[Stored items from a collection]
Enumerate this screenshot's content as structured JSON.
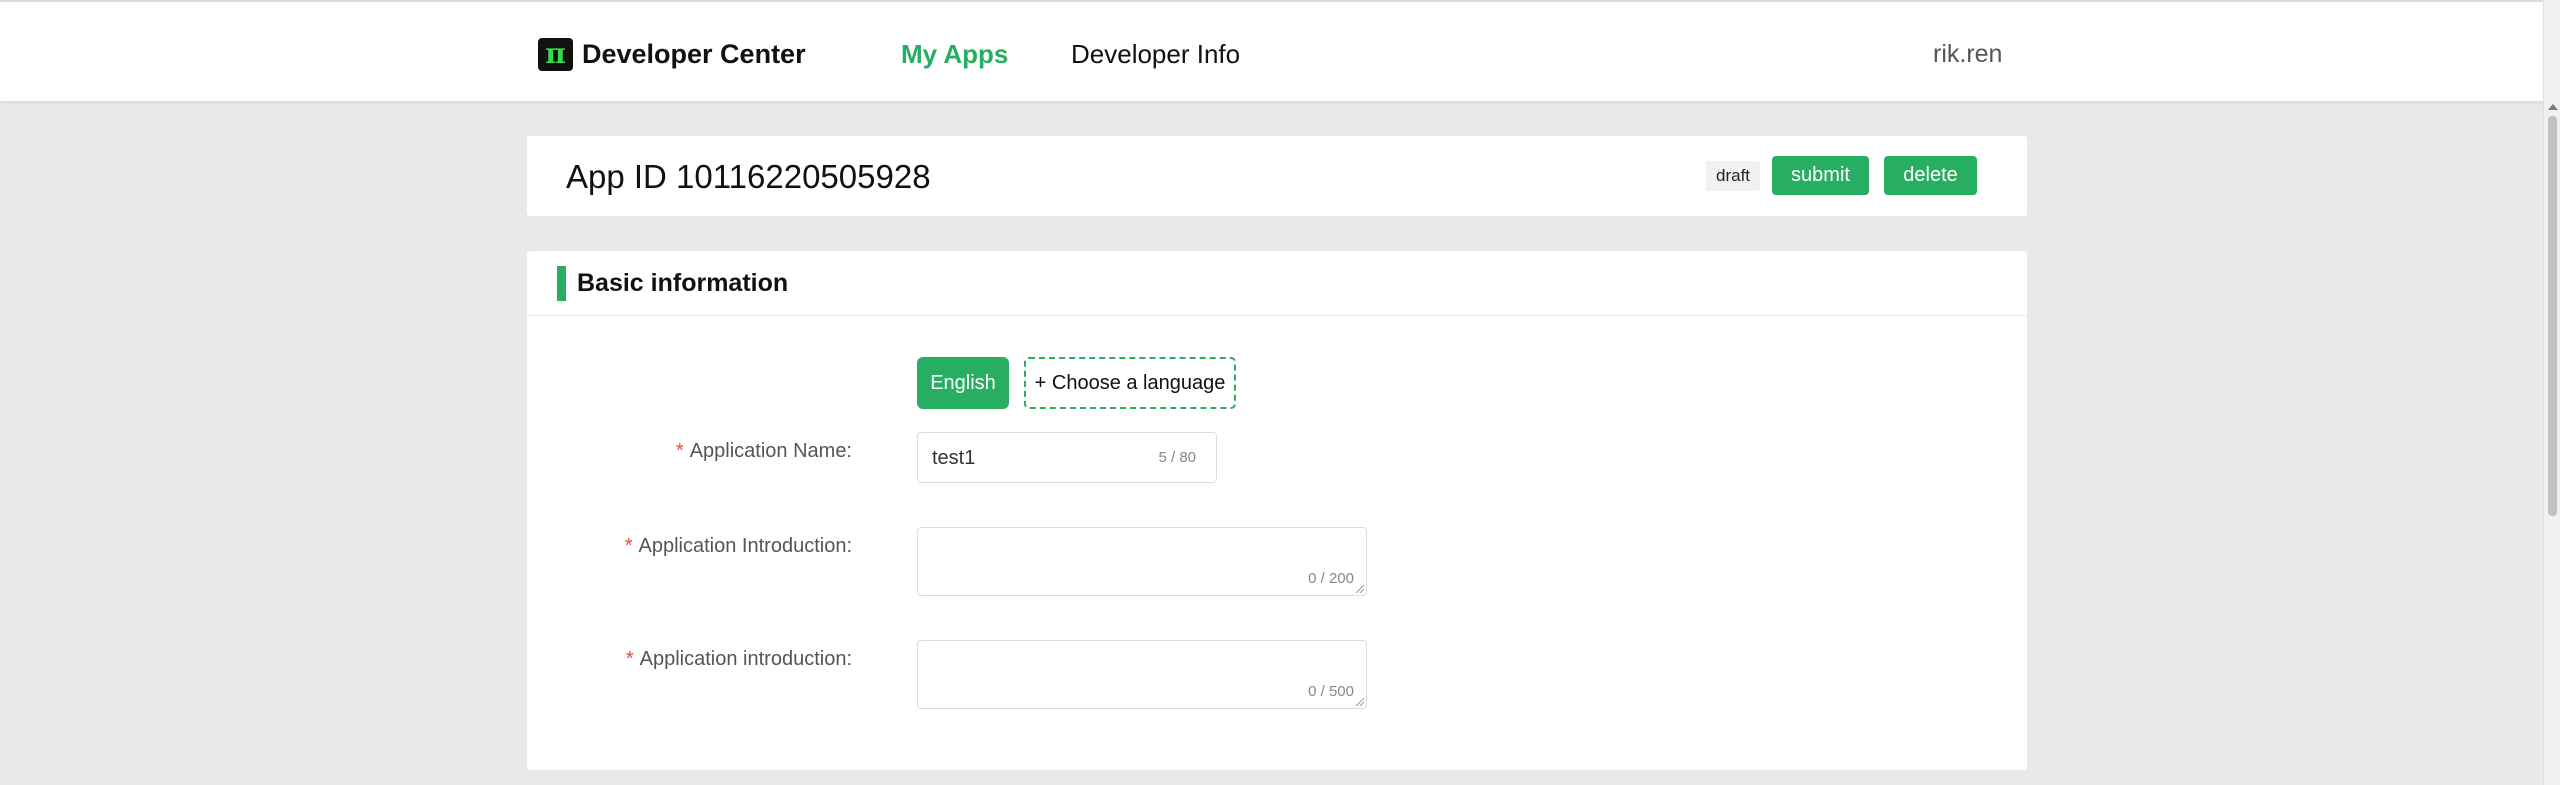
{
  "header": {
    "logo_glyph": "π",
    "brand": "Developer Center",
    "nav": [
      {
        "label": "My Apps",
        "active": true
      },
      {
        "label": "Developer Info",
        "active": false
      }
    ],
    "user": "rik.ren"
  },
  "app": {
    "title": "App ID 10116220505928",
    "status": "draft",
    "submit_label": "submit",
    "delete_label": "delete"
  },
  "basic": {
    "title": "Basic information",
    "languages": {
      "current": "English",
      "add_label": "+ Choose a language"
    },
    "fields": {
      "name": {
        "label": "Application Name:",
        "value": "test1",
        "count": "5 / 80"
      },
      "intro_short": {
        "label": "Application Introduction:",
        "value": "",
        "count": "0 / 200"
      },
      "intro_long": {
        "label": "Application introduction:",
        "value": "",
        "count": "0 / 500"
      }
    },
    "required_mark": "*"
  },
  "colors": {
    "accent": "#27ae60",
    "required": "#e74c3c",
    "page_bg": "#e9e9e9",
    "logo_bg": "#111111",
    "logo_glyph": "#39d84b"
  }
}
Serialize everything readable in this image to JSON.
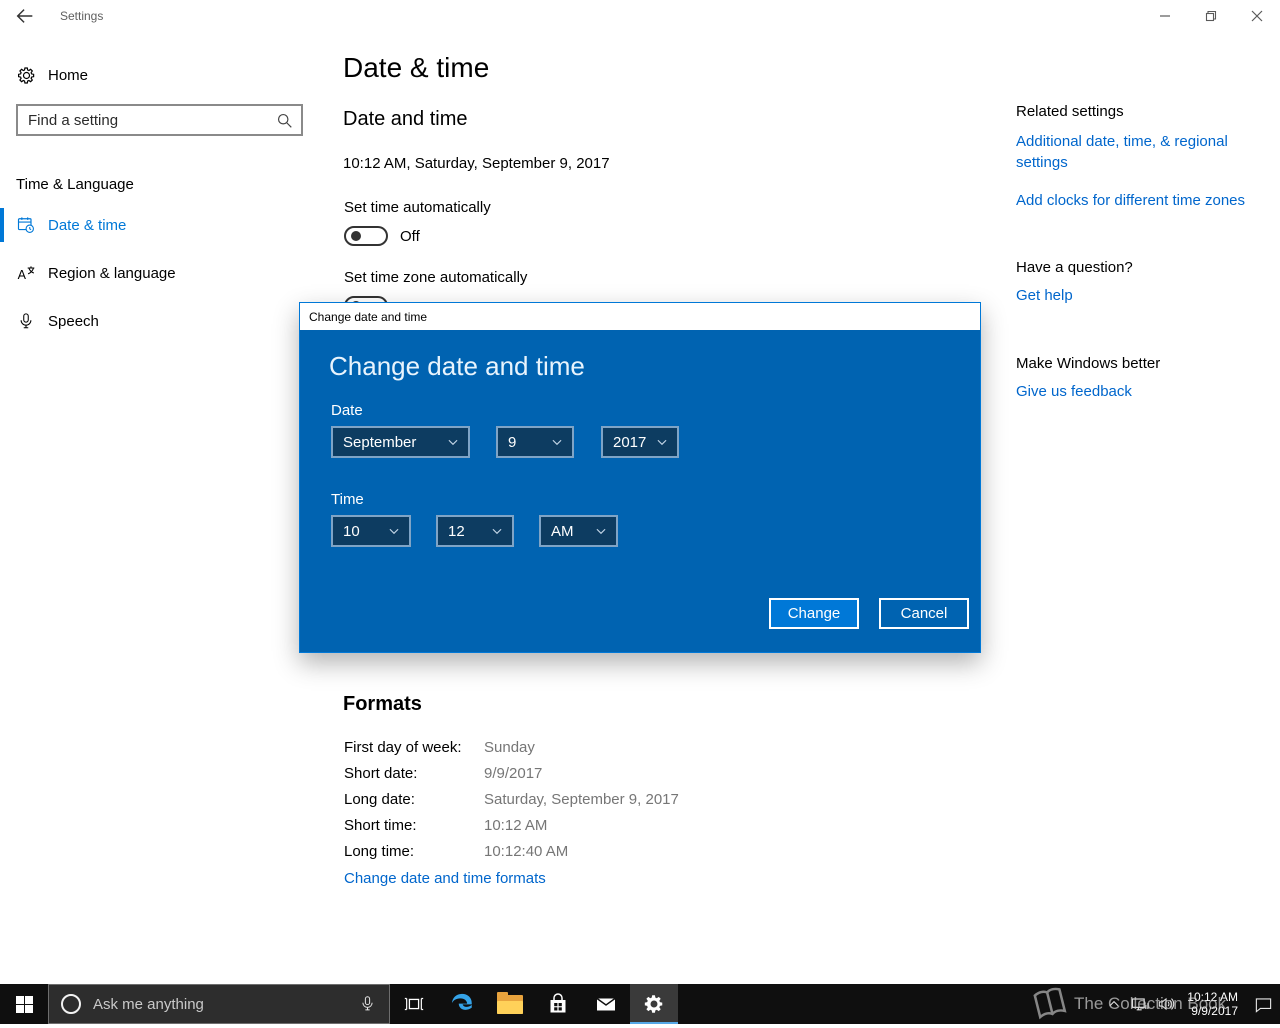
{
  "titlebar": {
    "title": "Settings"
  },
  "sidebar": {
    "home_label": "Home",
    "search_placeholder": "Find a setting",
    "section_label": "Time & Language",
    "items": [
      {
        "label": "Date & time"
      },
      {
        "label": "Region & language"
      },
      {
        "label": "Speech"
      }
    ]
  },
  "main": {
    "page_title": "Date & time",
    "section_title": "Date and time",
    "current_datetime": "10:12 AM, Saturday, September 9, 2017",
    "set_time_label": "Set time automatically",
    "set_time_state": "Off",
    "set_zone_label": "Set time zone automatically"
  },
  "dialog": {
    "titlebar": "Change date and time",
    "heading": "Change date and time",
    "date_label": "Date",
    "month": "September",
    "day": "9",
    "year": "2017",
    "time_label": "Time",
    "hour": "10",
    "minute": "12",
    "ampm": "AM",
    "change_button": "Change",
    "cancel_button": "Cancel"
  },
  "formats": {
    "heading": "Formats",
    "rows": [
      {
        "label": "First day of week:",
        "value": "Sunday"
      },
      {
        "label": "Short date:",
        "value": "9/9/2017"
      },
      {
        "label": "Long date:",
        "value": "Saturday, September 9, 2017"
      },
      {
        "label": "Short time:",
        "value": "10:12 AM"
      },
      {
        "label": "Long time:",
        "value": "10:12:40 AM"
      }
    ],
    "link": "Change date and time formats"
  },
  "related": {
    "heading": "Related settings",
    "link1": "Additional date, time, & regional settings",
    "link2": "Add clocks for different time zones",
    "question_heading": "Have a question?",
    "question_link": "Get help",
    "better_heading": "Make Windows better",
    "better_link": "Give us feedback"
  },
  "taskbar": {
    "search_placeholder": "Ask me anything",
    "tray_time": "10:12 AM",
    "tray_date": "9/9/2017",
    "watermark": "The Collection Book"
  },
  "colors": {
    "accent": "#0078d7",
    "dialog_bg": "#0063b1",
    "link": "#0066cc",
    "taskbar_bg": "#0f0f0f"
  }
}
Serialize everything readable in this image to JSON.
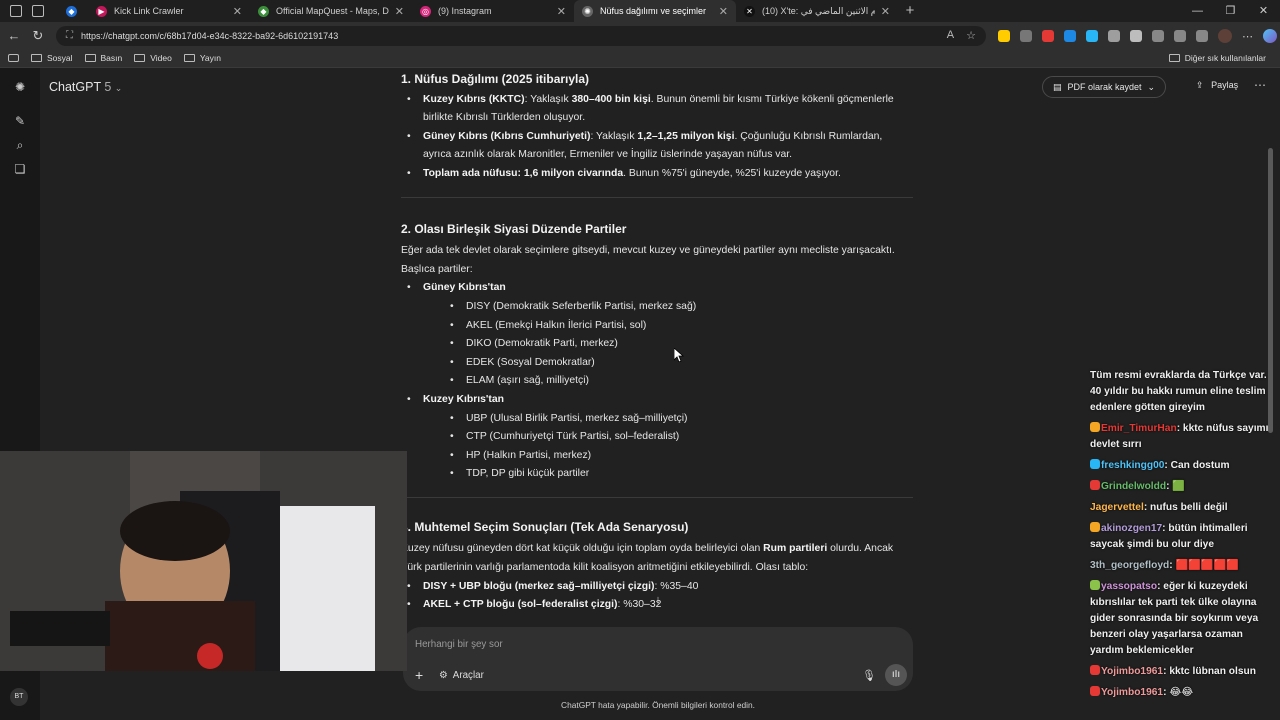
{
  "browser": {
    "tabs": [
      {
        "title": "Kick Link Crawler",
        "fav_color": "#c2185b",
        "fav_glyph": "▶",
        "active": false
      },
      {
        "title": "Official MapQuest - Maps, D",
        "fav_color": "#3b8f3b",
        "fav_glyph": "◆",
        "active": false
      },
      {
        "title": "(9) Instagram",
        "fav_color": "#d6247a",
        "fav_glyph": "◎",
        "active": false
      },
      {
        "title": "Nüfus dağılımı ve seçimler",
        "fav_color": "#666666",
        "fav_glyph": "✺",
        "active": true
      },
      {
        "title": "(10) X'te: يوم الاثنين الماضي في",
        "fav_color": "#111111",
        "fav_glyph": "✕",
        "active": false
      }
    ],
    "url": "https://chatgpt.com/c/68b17d04-e34c-8322-ba92-6d6102191743",
    "bookmarks": [
      "Sosyal",
      "Basın",
      "Video",
      "Yayın"
    ],
    "bookmarks_right": "Diğer sık kullanılanlar"
  },
  "chatgpt": {
    "model_name": "ChatGPT",
    "model_version": "5",
    "pdf_button": "PDF olarak kaydet",
    "share_button": "Paylaş",
    "composer_placeholder": "Herhangi bir şey sor",
    "tools_label": "Araçlar",
    "disclaimer": "ChatGPT hata yapabilir. Önemli bilgileri kontrol edin.",
    "user_initials": "BT"
  },
  "article": {
    "s1": {
      "heading": "1. Nüfus Dağılımı (2025 itibarıyla)",
      "b1_label": "Kuzey Kıbrıs (KKTC)",
      "b1_pre": ": Yaklaşık ",
      "b1_bold": "380–400 bin kişi",
      "b1_post": ". Bunun önemli bir kısmı Türkiye kökenli göçmenlerle birlikte Kıbrıslı Türklerden oluşuyor.",
      "b2_label": "Güney Kıbrıs (Kıbrıs Cumhuriyeti)",
      "b2_pre": ": Yaklaşık ",
      "b2_bold": "1,2–1,25 milyon kişi",
      "b2_post": ". Çoğunluğu Kıbrıslı Rumlardan, ayrıca azınlık olarak Maronitler, Ermeniler ve İngiliz üslerinde yaşayan nüfus var.",
      "b3_bold": "Toplam ada nüfusu: 1,6 milyon civarında",
      "b3_post": ". Bunun %75'i güneyde, %25'i kuzeyde yaşıyor."
    },
    "s2": {
      "heading": "2. Olası Birleşik Siyasi Düzende Partiler",
      "intro": "Eğer ada tek devlet olarak seçimlere gitseydi, mevcut kuzey ve güneydeki partiler aynı mecliste yarışacaktı. Başlıca partiler:",
      "south_label": "Güney Kıbrıs'tan",
      "south": [
        "DISY (Demokratik Seferberlik Partisi, merkez sağ)",
        "AKEL (Emekçi Halkın İlerici Partisi, sol)",
        "DIKO (Demokratik Parti, merkez)",
        "EDEK (Sosyal Demokratlar)",
        "ELAM (aşırı sağ, milliyetçi)"
      ],
      "north_label": "Kuzey Kıbrıs'tan",
      "north": [
        "UBP (Ulusal Birlik Partisi, merkez sağ–milliyetçi)",
        "CTP (Cumhuriyetçi Türk Partisi, sol–federalist)",
        "HP (Halkın Partisi, merkez)",
        "TDP, DP gibi küçük partiler"
      ]
    },
    "s3": {
      "heading": "3. Muhtemel Seçim Sonuçları (Tek Ada Senaryosu)",
      "intro_pre": "Kuzey nüfusu güneyden dört kat küçük olduğu için toplam oyda belirleyici olan ",
      "intro_bold": "Rum partileri",
      "intro_post": " olurdu. Ancak Türk partilerinin varlığı parlamentoda kilit koalisyon aritmetiğini etkileyebilirdi. Olası tablo:",
      "b1_bold": "DISY + UBP bloğu (merkez sağ–milliyetçi çizgi)",
      "b1_post": ": %35–40",
      "b2_bold": "AKEL + CTP bloğu (sol–federalist çizgi)",
      "b2_post": ": %30–32"
    }
  },
  "chat_overlay": [
    {
      "user": "",
      "user_color": "#ffffff",
      "text": "Tüm resmi evraklarda da Türkçe var. 40 yıldır bu hakkı rumun eline teslim edenlere götten gireyim",
      "badge_color": ""
    },
    {
      "user": "Emir_TimurHan",
      "user_color": "#e53935",
      "text": "kktc nüfus sayımı devlet sırrı",
      "badge_color": "#f5a623"
    },
    {
      "user": "freshkingg00",
      "user_color": "#4fc3f7",
      "text": "Can dostum",
      "badge_color": "#29b6f6"
    },
    {
      "user": "Grindelwoldd",
      "user_color": "#66bb6a",
      "text": "🟩",
      "badge_color": "#e53935"
    },
    {
      "user": "Jagervettel",
      "user_color": "#ffb74d",
      "text": "nufus belli değil",
      "badge_color": ""
    },
    {
      "user": "akinozgen17",
      "user_color": "#b39ddb",
      "text": "bütün ihtimalleri saycak şimdi bu olur diye",
      "badge_color": "#f5a623"
    },
    {
      "user": "3th_georgefloyd",
      "user_color": "#b0bec5",
      "text": "🟥🟥🟥🟥🟥",
      "badge_color": ""
    },
    {
      "user": "yassopatso",
      "user_color": "#ce93d8",
      "text": "eğer ki kuzeydeki kıbrıslılar tek parti tek ülke olayına gider sonrasında bir soykırım veya benzeri olay yaşarlarsa ozaman yardım beklemicekler",
      "badge_color": "#8bc34a"
    },
    {
      "user": "Yojimbo1961",
      "user_color": "#ef9a9a",
      "text": "kktc lübnan olsun",
      "badge_color": "#e53935"
    },
    {
      "user": "Yojimbo1961",
      "user_color": "#ef9a9a",
      "text": "😂😂",
      "badge_color": "#e53935"
    }
  ]
}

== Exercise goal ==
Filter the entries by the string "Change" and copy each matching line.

== Response below ==
    "titlebar": "Change date and time",
    "heading": "Change date and time",
    "change_button": "Change",
    "link": "Change date and time formats"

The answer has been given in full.